  42. Wang M, Vijayraghavan S, Goldman-Rakic PS (2004) Selective D2 receptor actions on the functional circuitry of working memory. Science 303(80):853–856. doi: 10.1126/science.1091162 CrossRefPubMedGoogle Scholar
  43. Yoon JH, Curtis CE, D’Esposito M (2006) Differential effects of distraction during working memory on delay-period activity in the prefrontal cortex and the visual association cortex. Neuroimage 29:1117–1126. doi: 10.1016/j.neuroimage.2005.08.024 CrossRefPubMedGoogle Scholar
  44. Zarahn E, Aguirre G, D’Esposito M (1997) A trial-based experimental design for fMRI. Neuroimage 6:122–138. doi: 10.1006/nimg.1997.0279 CrossRefPubMedGoogle Scholar

Copyright information

© Springer-Verlag Berlin Heidelberg 2014

Authors and Affiliations

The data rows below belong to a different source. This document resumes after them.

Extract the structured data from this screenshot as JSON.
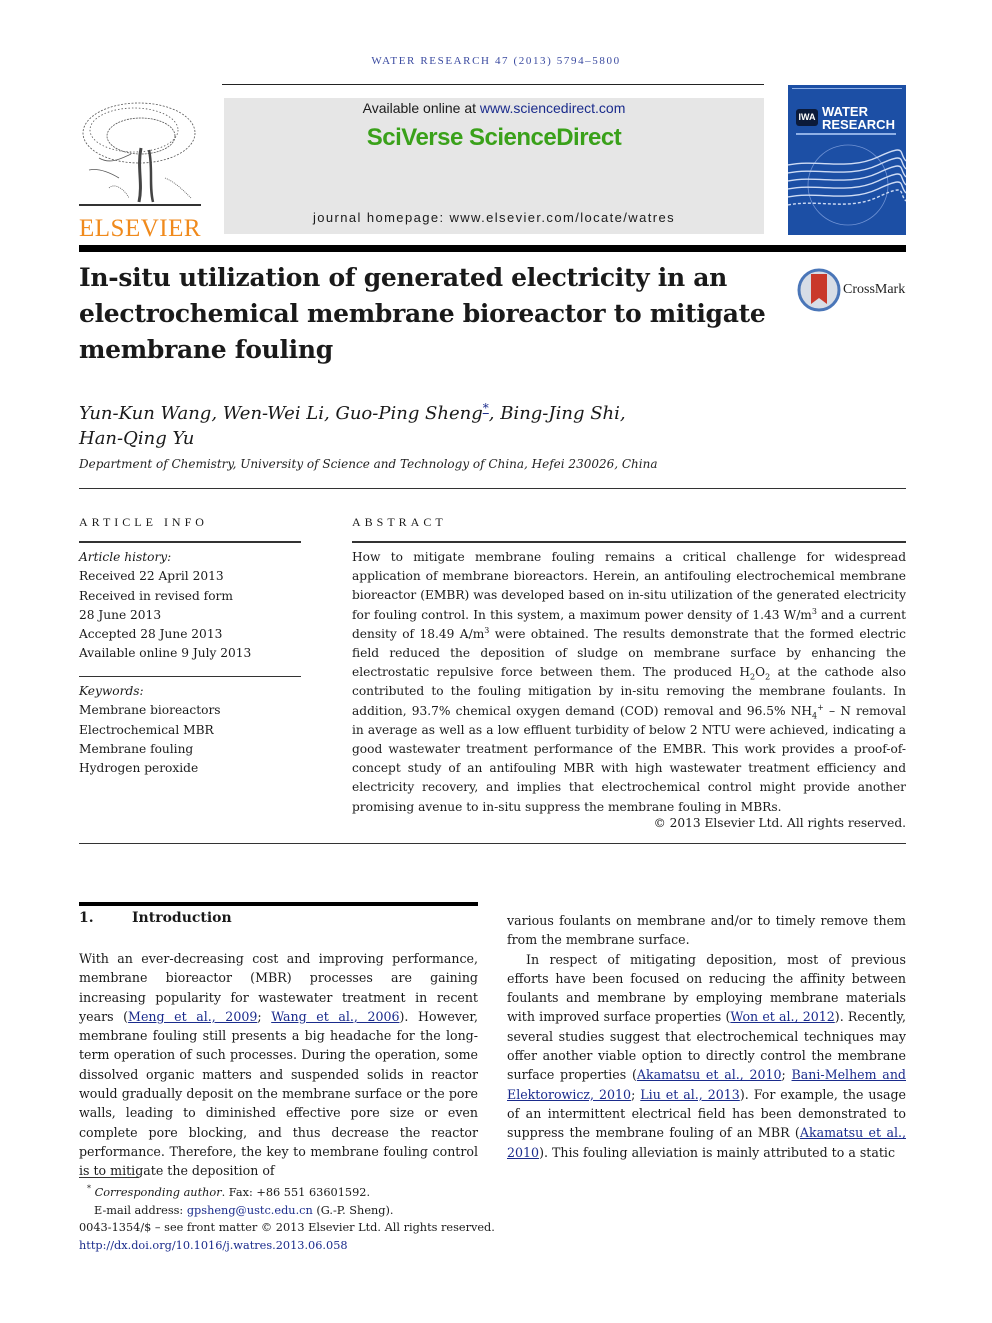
{
  "journal": {
    "running_head": "WATER RESEARCH 47 (2013) 5794–5800",
    "publisher_logo_text": "ELSEVIER",
    "available_online_prefix": "Available online at ",
    "available_online_link": "www.sciencedirect.com",
    "platform_brand": "SciVerse ScienceDirect",
    "homepage_label": "journal homepage: www.elsevier.com/locate/watres",
    "cover": {
      "title_line1": "WATER",
      "title_line2": "RESEARCH",
      "badge": "IWA"
    },
    "colors": {
      "elsevier_orange": "#f08a1c",
      "sciencedirect_green": "#3aa11a",
      "link_blue": "#1a2b8c",
      "cover_blue": "#1c4fa5"
    }
  },
  "article": {
    "title": "In-situ utilization of generated electricity in an electrochemical membrane bioreactor to mitigate membrane fouling",
    "title_lines": [
      "In-situ utilization of generated electricity in an",
      "electrochemical membrane bioreactor to mitigate",
      "membrane fouling"
    ],
    "crossmark_label": "CrossMark",
    "authors_line1_pre": "Yun-Kun Wang, Wen-Wei Li, Guo-Ping Sheng",
    "authors_star": "*",
    "authors_line1_post": ", Bing-Jing Shi,",
    "authors_line2": "Han-Qing Yu",
    "affiliation": "Department of Chemistry, University of Science and Technology of China, Hefei 230026, China"
  },
  "article_info": {
    "heading": "ARTICLE INFO",
    "history_label": "Article history:",
    "history": [
      "Received 22 April 2013",
      "Received in revised form",
      "28 June 2013",
      "Accepted 28 June 2013",
      "Available online 9 July 2013"
    ],
    "keywords_label": "Keywords:",
    "keywords": [
      "Membrane bioreactors",
      "Electrochemical MBR",
      "Membrane fouling",
      "Hydrogen peroxide"
    ]
  },
  "abstract": {
    "heading": "ABSTRACT",
    "p1": "How to mitigate membrane fouling remains a critical challenge for widespread application of membrane bioreactors. Herein, an antifouling electrochemical membrane bioreactor (EMBR) was developed based on in-situ utilization of the generated electricity for fouling control. In this system, a maximum power density of 1.43 W/m",
    "sup1": "3",
    "p2": " and a current density of 18.49 A/m",
    "sup2": "3",
    "p3": " were obtained. The results demonstrate that the formed electric field reduced the deposition of sludge on membrane surface by enhancing the electrostatic repulsive force between them. The produced H",
    "sub1": "2",
    "p4": "O",
    "sub2": "2",
    "p5": " at the cathode also contributed to the fouling mitigation by in-situ removing the membrane foulants. In addition, 93.7% chemical oxygen demand (COD) removal and 96.5% NH",
    "sub3": "4",
    "sup3": "+",
    "p6": " – N removal in average as well as a low effluent turbidity of below 2 NTU were achieved, indicating a good wastewater treatment performance of the EMBR. This work provides a proof-of-concept study of an antifouling MBR with high wastewater treatment efficiency and electricity recovery, and implies that electrochemical control might provide another promising avenue to in-situ suppress the membrane fouling in MBRs.",
    "copyright": "© 2013 Elsevier Ltd. All rights reserved."
  },
  "introduction": {
    "number": "1.",
    "heading": "Introduction",
    "left": {
      "t1": "With an ever-decreasing cost and improving performance, membrane bioreactor (MBR) processes are gaining increasing popularity for wastewater treatment in recent years (",
      "c1": "Meng et al., 2009",
      "t2": "; ",
      "c2": "Wang et al., 2006",
      "t3": "). However, membrane fouling still presents a big headache for the long-term operation of such processes. During the operation, some dissolved organic matters and suspended solids in reactor would gradually deposit on the membrane surface or the pore walls, leading to diminished effective pore size or even complete pore blocking, and thus decrease the reactor performance. Therefore, the key to membrane fouling control is to mitigate the deposition of"
    },
    "right": {
      "p1": "various foulants on membrane and/or to timely remove them from the membrane surface.",
      "t1": "In respect of mitigating deposition, most of previous efforts have been focused on reducing the affinity between foulants and membrane by employing membrane materials with improved surface properties (",
      "c1": "Won et al., 2012",
      "t2": "). Recently, several studies suggest that electrochemical techniques may offer another viable option to directly control the membrane surface properties (",
      "c2": "Akamatsu et al., 2010",
      "t3": "; ",
      "c3": "Bani-Melhem and Elektorowicz, 2010",
      "t4": "; ",
      "c4": "Liu et al., 2013",
      "t5": "). For example, the usage of an intermittent electrical field has been demonstrated to suppress the membrane fouling of an MBR (",
      "c5": "Akamatsu et al., 2010",
      "t6": "). This fouling alleviation is mainly attributed to a static"
    }
  },
  "footnotes": {
    "star": "*",
    "corresponding_label": "Corresponding author",
    "fax": ". Fax: +86 551 63601592.",
    "email_label": "E-mail address: ",
    "email": "gpsheng@ustc.edu.cn",
    "email_suffix": " (G.-P. Sheng).",
    "issn_line": "0043-1354/$ – see front matter © 2013 Elsevier Ltd. All rights reserved.",
    "doi": "http://dx.doi.org/10.1016/j.watres.2013.06.058"
  }
}
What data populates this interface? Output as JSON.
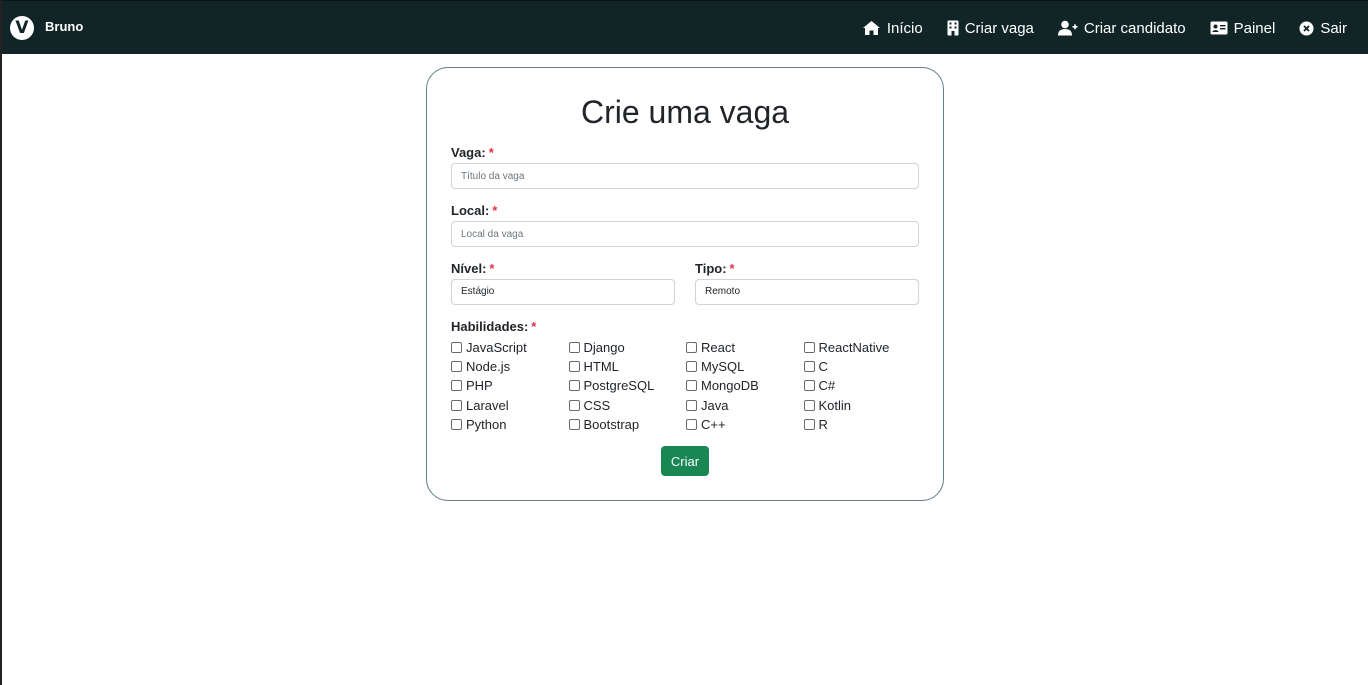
{
  "navbar": {
    "brand_logo": "V",
    "brand_name": "Bruno",
    "items": [
      {
        "label": "Início",
        "icon": "home-icon"
      },
      {
        "label": "Criar vaga",
        "icon": "building-icon"
      },
      {
        "label": "Criar candidato",
        "icon": "user-plus-icon"
      },
      {
        "label": "Painel",
        "icon": "id-card-icon"
      },
      {
        "label": "Sair",
        "icon": "close-circle-icon"
      }
    ]
  },
  "form": {
    "title": "Crie uma vaga",
    "required_mark": "*",
    "vaga": {
      "label": "Vaga:",
      "placeholder": "Título da vaga"
    },
    "local": {
      "label": "Local:",
      "placeholder": "Local da vaga"
    },
    "nivel": {
      "label": "Nível:",
      "value": "Estágio"
    },
    "tipo": {
      "label": "Tipo:",
      "value": "Remoto"
    },
    "habilidades": {
      "label": "Habilidades:",
      "rows": [
        [
          "JavaScript",
          "Django",
          "React",
          "ReactNative"
        ],
        [
          "Node.js",
          "HTML",
          "MySQL",
          "C"
        ],
        [
          "PHP",
          "PostgreSQL",
          "MongoDB",
          "C#"
        ],
        [
          "Laravel",
          "CSS",
          "Java",
          "Kotlin"
        ],
        [
          "Python",
          "Bootstrap",
          "C++",
          "R"
        ]
      ]
    },
    "submit_label": "Criar"
  },
  "colors": {
    "navbar_bg": "#112526",
    "card_border": "#5f7f86",
    "required": "#dc3545",
    "button": "#198754"
  }
}
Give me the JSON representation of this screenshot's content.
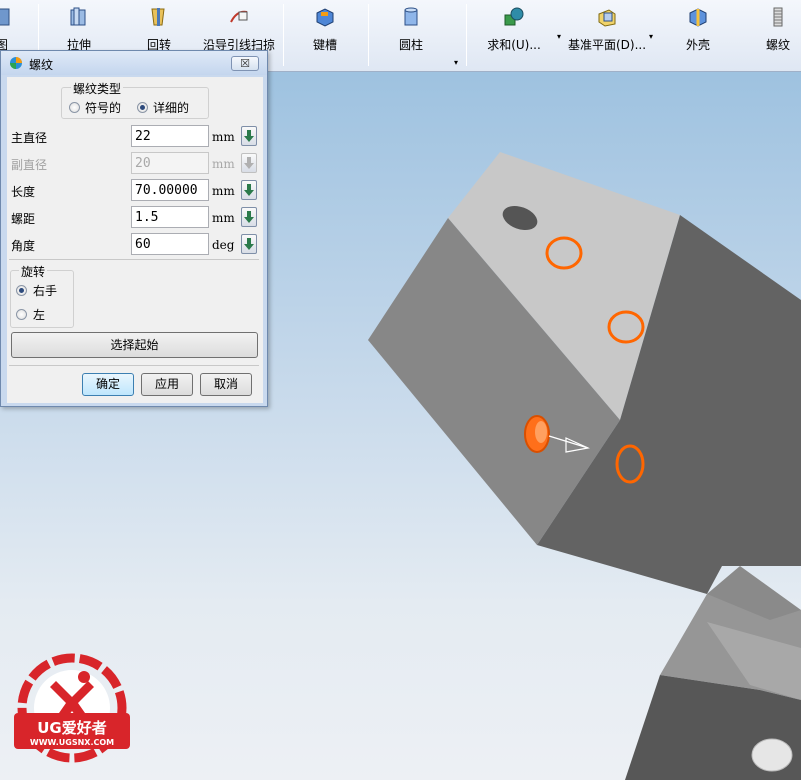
{
  "toolbar": {
    "items": [
      {
        "label": "图",
        "icon": "feature-icon"
      },
      {
        "label": "拉伸",
        "icon": "extrude-icon"
      },
      {
        "label": "回转",
        "icon": "revolve-icon"
      },
      {
        "label": "沿导引线扫掠",
        "icon": "sweep-along-guide-icon"
      },
      {
        "label": "键槽",
        "icon": "slot-icon"
      },
      {
        "label": "圆柱",
        "icon": "cylinder-icon"
      },
      {
        "label": "求和(U)...",
        "icon": "unite-icon"
      },
      {
        "label": "基准平面(D)...",
        "icon": "datum-plane-icon"
      },
      {
        "label": "外壳",
        "icon": "shell-icon"
      },
      {
        "label": "螺纹",
        "icon": "thread-icon"
      }
    ]
  },
  "dialog": {
    "title": "螺纹",
    "close_label": "☒",
    "thread_type": {
      "legend": "螺纹类型",
      "options": [
        "符号的",
        "详细的"
      ],
      "selected": "详细的"
    },
    "fields": [
      {
        "label": "主直径",
        "value": "22",
        "unit": "mm",
        "enabled": true
      },
      {
        "label": "副直径",
        "value": "20",
        "unit": "mm",
        "enabled": false
      },
      {
        "label": "长度",
        "value": "70.00000",
        "unit": "mm",
        "enabled": true
      },
      {
        "label": "螺距",
        "value": "1.5",
        "unit": "mm",
        "enabled": true
      },
      {
        "label": "角度",
        "value": "60",
        "unit": "deg",
        "enabled": true
      }
    ],
    "rotation": {
      "legend": "旋转",
      "options": [
        "右手",
        "左"
      ],
      "selected": "右手"
    },
    "select_start_label": "选择起始",
    "ok_label": "确定",
    "apply_label": "应用",
    "cancel_label": "取消"
  },
  "watermark": {
    "brand": "UG爱好者",
    "url": "WWW.UGSNX.COM"
  },
  "colors": {
    "highlight": "#ff6600",
    "logo_red": "#d8252a"
  }
}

  • Mirjam Bloemendaal
    • 1
    Email author
  • Martine R. van Schouwenburg
    • 1
    • 2
    • 4
  • Asako Miyakawa
    • 3
  • Esther Aarts
    • 1
  • Mark D’Esposito
    • 3
  • Roshan Cools
    • 1
    • 2
  1. 1.Radboud University NijmegenDonders Institute for Brain, Cognition and Behaviour, Centre for Cognitive NeuroimagingNijmegenThe Netherlands
  2. 2.RadboudumcDonders Institute for Brain, Cognition and Behaviour, Department of PsychiatryNijmegenThe Netherlands
  3. 3.Helen Wills Neuroscience InstituteUniversity of CaliforniaBerkeleyUSA
  4. 4.Department of NeurologyUniversity of CaliforniaSan FranciscoUSA

Personalised recommendations